THERE is a moment in the All Or Nothing documentary that goes inside the Manchester City dressing room title-winning season of 2017-18 when Pep Guardiola starts to contemplate his side’s forthcoming Champions League match against Liverpool.

City have lost just four matches in 48 games but Guardiola is mindful that one of them has come against Jurgen Klopp’s side.

In the week before the game, the programme makers capture Guardiola in a quieter period of reflection, the camera closes in on the Catalan and you can almost hear the cogs turning in his head as he goes over the permutations for the tactical battle to come.

In the end he blinks, starting Ilkay Gundogan as his right-sided attacker in place of Raheem Sterling. In an instant his decision condemns City to their fate. The German is a negative selection by Guardiola, it changes his side’s natural shape and before they know it they are 3-0 down and never recover. That is what a game such as this can do to the most attuned of coaching minds, it can turn even the best football brains to spaghetti.

Klopp called it the toughest fixture in world football at Friday’s pre-match press conference. Guardiola reiterated the sentiment at his, claiming that the German’s Liverpool team were on a par with Luis Enrique’s Barcelona as one of the two best he has faced as a coach.

But that was then and this is now, of course. The conclusion after their 90 minutes yesterday was that they remain formidable. But measuring who might contest the Premier League title race this season looks as if it might be more of a jigsaw puzzle than it has been for the previous two.

Five points separate the top eight teams in the division but City and Liverpool have yet to face the bulk of that group. That fact will change soon enough with Anfield set to host Leicester while City face a trip to London to play Tottenham immediately after the international break.

The corresponding fixtures last season ended in a narrow win for Liverpool, thanks to a controversial penalty five minutes into injury time, and a 2-0 defeat for City. Their opponents will be improved this time around so there is enough to suggest that – as good as England’s two best club sides are – they will not have disappeared from view by the time the calendar ticks over into the new year.
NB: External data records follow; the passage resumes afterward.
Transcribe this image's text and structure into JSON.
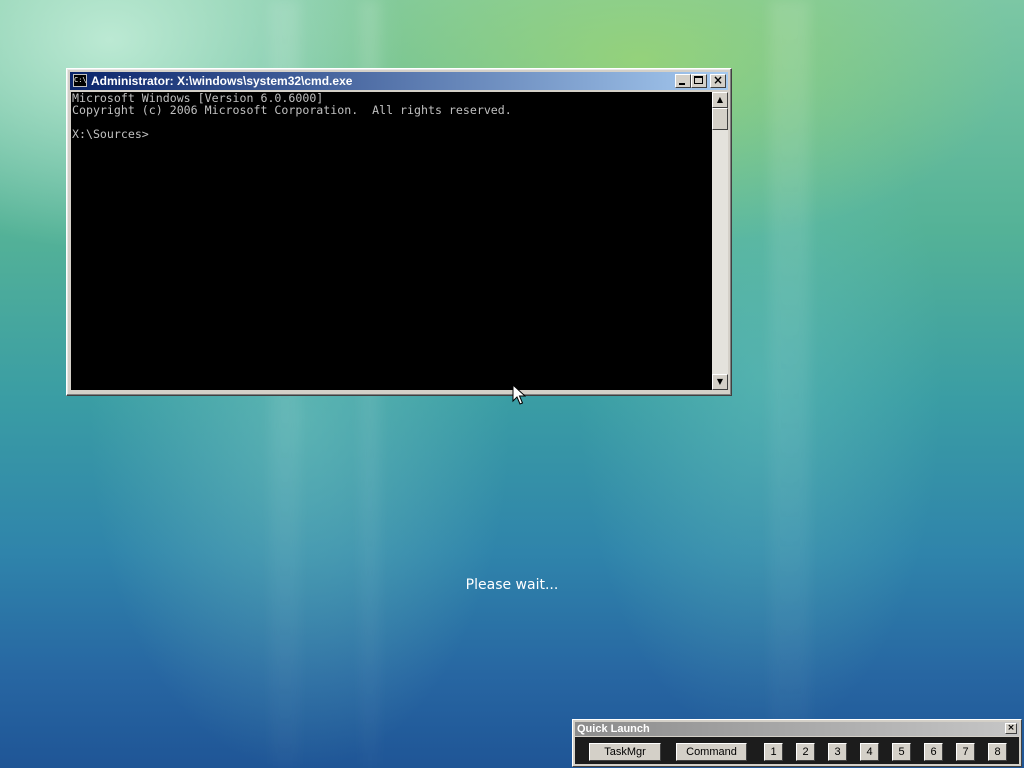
{
  "cmd": {
    "title": "Administrator: X:\\windows\\system32\\cmd.exe",
    "icon_label": "C:\\",
    "lines": [
      "Microsoft Windows [Version 6.0.6000]",
      "Copyright (c) 2006 Microsoft Corporation.  All rights reserved.",
      "",
      "X:\\Sources>"
    ],
    "buttons": {
      "close_glyph": "×"
    },
    "scroll": {
      "up_glyph": "▲",
      "down_glyph": "▼"
    }
  },
  "status": {
    "please_wait": "Please wait..."
  },
  "quick_launch": {
    "title": "Quick Launch",
    "close_glyph": "×",
    "taskmgr": "TaskMgr",
    "command": "Command",
    "numbers": [
      "1",
      "2",
      "3",
      "4",
      "5",
      "6",
      "7",
      "8"
    ]
  },
  "colors": {
    "titlebar_start": "#0a246a",
    "titlebar_end": "#a6caf0",
    "console_bg": "#000000",
    "console_text": "#c0c0c0"
  },
  "icons": {
    "cmd": "cmd-window-icon",
    "cursor": "mouse-pointer-icon"
  }
}
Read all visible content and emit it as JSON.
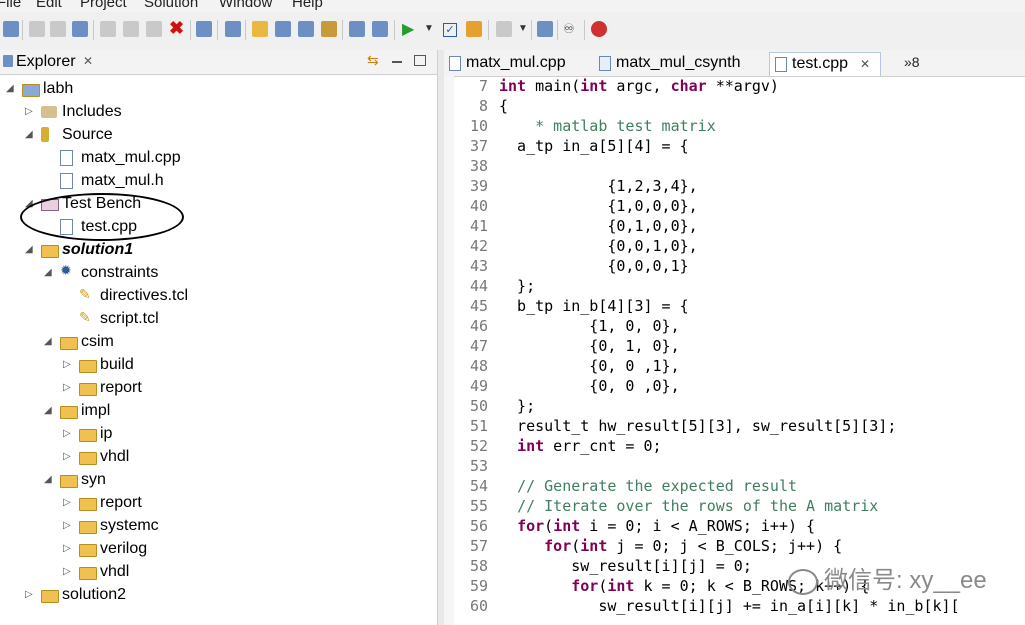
{
  "menu": [
    "File",
    "Edit",
    "Project",
    "Solution",
    "Window",
    "Help"
  ],
  "explorer": {
    "title": "Explorer",
    "tree": [
      {
        "label": "labh",
        "indent": 0,
        "twisty": "open",
        "icon": "project"
      },
      {
        "label": "Includes",
        "indent": 1,
        "twisty": "closed",
        "icon": "includes"
      },
      {
        "label": "Source",
        "indent": 1,
        "twisty": "open",
        "icon": "source"
      },
      {
        "label": "matx_mul.cpp",
        "indent": 2,
        "twisty": "",
        "icon": "cpp-file"
      },
      {
        "label": "matx_mul.h",
        "indent": 2,
        "twisty": "",
        "icon": "h-file"
      },
      {
        "label": "Test Bench",
        "indent": 1,
        "twisty": "open",
        "icon": "testbench"
      },
      {
        "label": "test.cpp",
        "indent": 2,
        "twisty": "",
        "icon": "cpp-file"
      },
      {
        "label": "solution1",
        "indent": 1,
        "twisty": "open",
        "icon": "folder",
        "bold": true
      },
      {
        "label": "constraints",
        "indent": 2,
        "twisty": "open",
        "icon": "gear"
      },
      {
        "label": "directives.tcl",
        "indent": 3,
        "twisty": "",
        "icon": "tcl-file"
      },
      {
        "label": "script.tcl",
        "indent": 3,
        "twisty": "",
        "icon": "tcl-file"
      },
      {
        "label": "csim",
        "indent": 2,
        "twisty": "open",
        "icon": "folder"
      },
      {
        "label": "build",
        "indent": 3,
        "twisty": "closed",
        "icon": "folder"
      },
      {
        "label": "report",
        "indent": 3,
        "twisty": "closed",
        "icon": "folder"
      },
      {
        "label": "impl",
        "indent": 2,
        "twisty": "open",
        "icon": "folder"
      },
      {
        "label": "ip",
        "indent": 3,
        "twisty": "closed",
        "icon": "folder"
      },
      {
        "label": "vhdl",
        "indent": 3,
        "twisty": "closed",
        "icon": "folder"
      },
      {
        "label": "syn",
        "indent": 2,
        "twisty": "open",
        "icon": "folder"
      },
      {
        "label": "report",
        "indent": 3,
        "twisty": "closed",
        "icon": "folder"
      },
      {
        "label": "systemc",
        "indent": 3,
        "twisty": "closed",
        "icon": "folder"
      },
      {
        "label": "verilog",
        "indent": 3,
        "twisty": "closed",
        "icon": "folder"
      },
      {
        "label": "vhdl",
        "indent": 3,
        "twisty": "closed",
        "icon": "folder"
      },
      {
        "label": "solution2",
        "indent": 1,
        "twisty": "closed",
        "icon": "folder"
      }
    ]
  },
  "editor": {
    "tabs": [
      {
        "label": "matx_mul.cpp",
        "active": false
      },
      {
        "label": "matx_mul_csynth",
        "active": false
      },
      {
        "label": "test.cpp",
        "active": true
      }
    ],
    "overflow": "»8",
    "lines": [
      {
        "n": "7",
        "code": "int main(int argc, char **argv)"
      },
      {
        "n": "8",
        "code": "{"
      },
      {
        "n": "10",
        "code": "    * matlab test matrix"
      },
      {
        "n": "37",
        "code": "  a_tp in_a[5][4] = {"
      },
      {
        "n": "38",
        "code": ""
      },
      {
        "n": "39",
        "code": "            {1,2,3,4},"
      },
      {
        "n": "40",
        "code": "            {1,0,0,0},"
      },
      {
        "n": "41",
        "code": "            {0,1,0,0},"
      },
      {
        "n": "42",
        "code": "            {0,0,1,0},"
      },
      {
        "n": "43",
        "code": "            {0,0,0,1}"
      },
      {
        "n": "44",
        "code": "  };"
      },
      {
        "n": "45",
        "code": "  b_tp in_b[4][3] = {"
      },
      {
        "n": "46",
        "code": "          {1, 0, 0},"
      },
      {
        "n": "47",
        "code": "          {0, 1, 0},"
      },
      {
        "n": "48",
        "code": "          {0, 0 ,1},"
      },
      {
        "n": "49",
        "code": "          {0, 0 ,0},"
      },
      {
        "n": "50",
        "code": "  };"
      },
      {
        "n": "51",
        "code": "  result_t hw_result[5][3], sw_result[5][3];"
      },
      {
        "n": "52",
        "code": "  int err_cnt = 0;"
      },
      {
        "n": "53",
        "code": ""
      },
      {
        "n": "54",
        "code": "  // Generate the expected result"
      },
      {
        "n": "55",
        "code": "  // Iterate over the rows of the A matrix"
      },
      {
        "n": "56",
        "code": "  for(int i = 0; i < A_ROWS; i++) {"
      },
      {
        "n": "57",
        "code": "     for(int j = 0; j < B_COLS; j++) {"
      },
      {
        "n": "58",
        "code": "        sw_result[i][j] = 0;"
      },
      {
        "n": "59",
        "code": "        for(int k = 0; k < B_ROWS; k++) {"
      },
      {
        "n": "60",
        "code": "           sw_result[i][j] += in_a[i][k] * in_b[k]["
      }
    ]
  },
  "watermark": "微信号: xy__ee",
  "colors": {
    "keyword": "#7f0055",
    "comment": "#3f7f5f",
    "linenum": "#787878"
  }
}
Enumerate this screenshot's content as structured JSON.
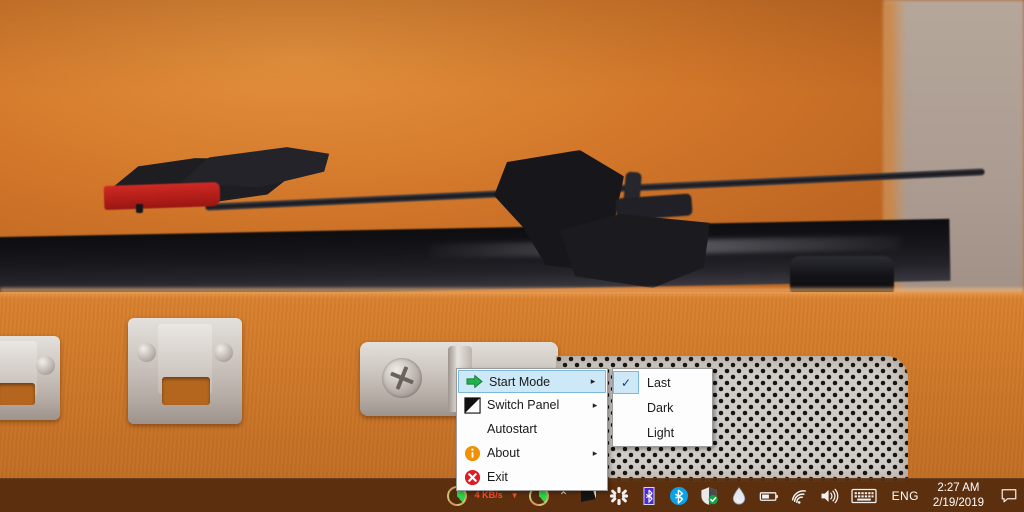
{
  "desktop": {
    "wallpaper_description": "turntable-in-orange-suitcase-photo",
    "colors": {
      "suitcase_orange": "#cf7828",
      "wall_beige": "#ab9b90",
      "grille_gray": "#cfcbc7",
      "taskbar_brown": "#562d0e",
      "menu_highlight": "#cde8f7",
      "menu_highlight_border": "#7cb8da",
      "arrow_green": "#22b14c",
      "info_orange": "#f29100",
      "exit_red": "#e01b24",
      "netspeed_red": "#ff4d2e"
    }
  },
  "context_menu": {
    "items": [
      {
        "label": "Start Mode",
        "icon": "green-arrow-icon",
        "has_submenu": true,
        "selected": true,
        "submenu_arrow": "▸"
      },
      {
        "label": "Switch Panel",
        "icon": "black-white-triangle-icon",
        "has_submenu": true,
        "selected": false,
        "submenu_arrow": "▸"
      },
      {
        "label": "Autostart",
        "icon": "",
        "has_submenu": false,
        "selected": false,
        "submenu_arrow": ""
      },
      {
        "label": "About",
        "icon": "info-circle-icon",
        "has_submenu": true,
        "selected": false,
        "submenu_arrow": "▸"
      },
      {
        "label": "Exit",
        "icon": "red-x-circle-icon",
        "has_submenu": false,
        "selected": false,
        "submenu_arrow": ""
      }
    ]
  },
  "start_mode_submenu": {
    "items": [
      {
        "label": "Last",
        "checked": true,
        "check_glyph": "✓"
      },
      {
        "label": "Dark",
        "checked": false,
        "check_glyph": ""
      },
      {
        "label": "Light",
        "checked": false,
        "check_glyph": ""
      }
    ]
  },
  "taskbar": {
    "network_speed": "4 KB/s",
    "network_speed_arrow": "▼",
    "show_hidden_icons": "⌃",
    "tray_icons": [
      "cpu-gauge-icon",
      "memory-gauge-icon",
      "show-hidden-icons-chevron",
      "black-flag-icon",
      "app-pinwheel-icon",
      "bluetooth-device-icon",
      "bluetooth-icon",
      "windows-defender-shield-icon",
      "water-drop-icon",
      "battery-icon",
      "wifi-icon",
      "volume-icon",
      "touch-keyboard-icon"
    ],
    "language": "ENG",
    "clock": {
      "time": "2:27 AM",
      "date": "2/19/2019"
    },
    "action_center_icon": "notification-speech-bubble-icon"
  }
}
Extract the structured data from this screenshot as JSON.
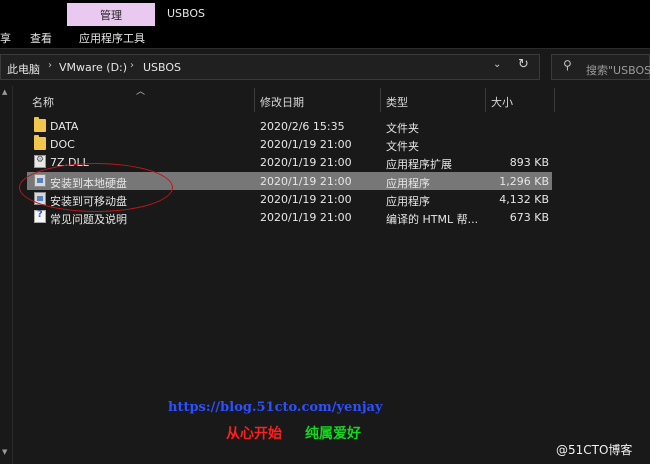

What the evidence yesterday indicated is that, defensively, City and Liverpool are now more closely matched.

Guardiola’s side’s soft underbelly was what cost City the title last season with just under a goal per game conceded. But prior to yesterday they had given up just 8.2 shots per game and let in only three goals from open play, good enough for second in the league in both categories.

While Liverpool were not exactly watertight last season, they weren’t conceding at more than two goals per game as they are now. That’s one more in total than bottom-placed Sheffield United have shipped in seven defeats and a draw.

The explanations for those negative stats are well-worn: a 7-2 thumping at Aston Villa and the absence of Virgil van Dijk have skewed the figures.

The improvement in City’s numbers are more of a bellwether for how they have tightened up. Ruben Dias has arrived from Benfica and appears to be a reliable No.5 who defends first and foremost. Alongside Aymeric Laporte he has stiffened City’s resolve in the defensive third and for a team more noted for its attacking options that is gravy.

Liverpool, of course, have multiple attacking threats themselves and yesterday they unleashed all of them at once in a 4-2-4 that threatened to overrun City in the opening stages. Instead, they had to settle for Mo Salah’s penalty after Kyle Walker had chopped down Sadio Mane, who had the England right-back on toast for the first 25 minutes. When he crossed for Roberto Firmino midway through the first half, though, it was Dias who got a block in.

Liverpool’s porous nature revealed itself soon after when Kevin de Bruyne exploited a hole in their defensive shape and fed Gabriel Jesus for the equaliser, then Joe Gomez was caught out by de Bruyne’s cross and City were awarded a penalty which the Belgian promptly missed.

It was literally a breathtaking opening with players on both sides taking huge gulps of air.

The gaps continued to open for both teams – Diogo Jota was wasteful when Ederson punched the ball straight to him while Jesus headed wide when he found himself all alone following a run from right to left. There were further near misses but nothing clear cut.

The chances were more sporadic thereafter, the effort expended in the first 60 minutes meant that energy levels were bound to dip and the closing stages were played out in a lower gear.

For the other aspirant title contenders looking for signs of weakness there would have been mixed feelings: a sense of foreboding that the attacking instincts of both remain undimmed but optimism, too, that the some of the defensive failings of old are still present.

However, measuring the latter against the former – especially when faced with two sets of outstanding front lines – remains an inexact science. The scoreline alone demonstrated that.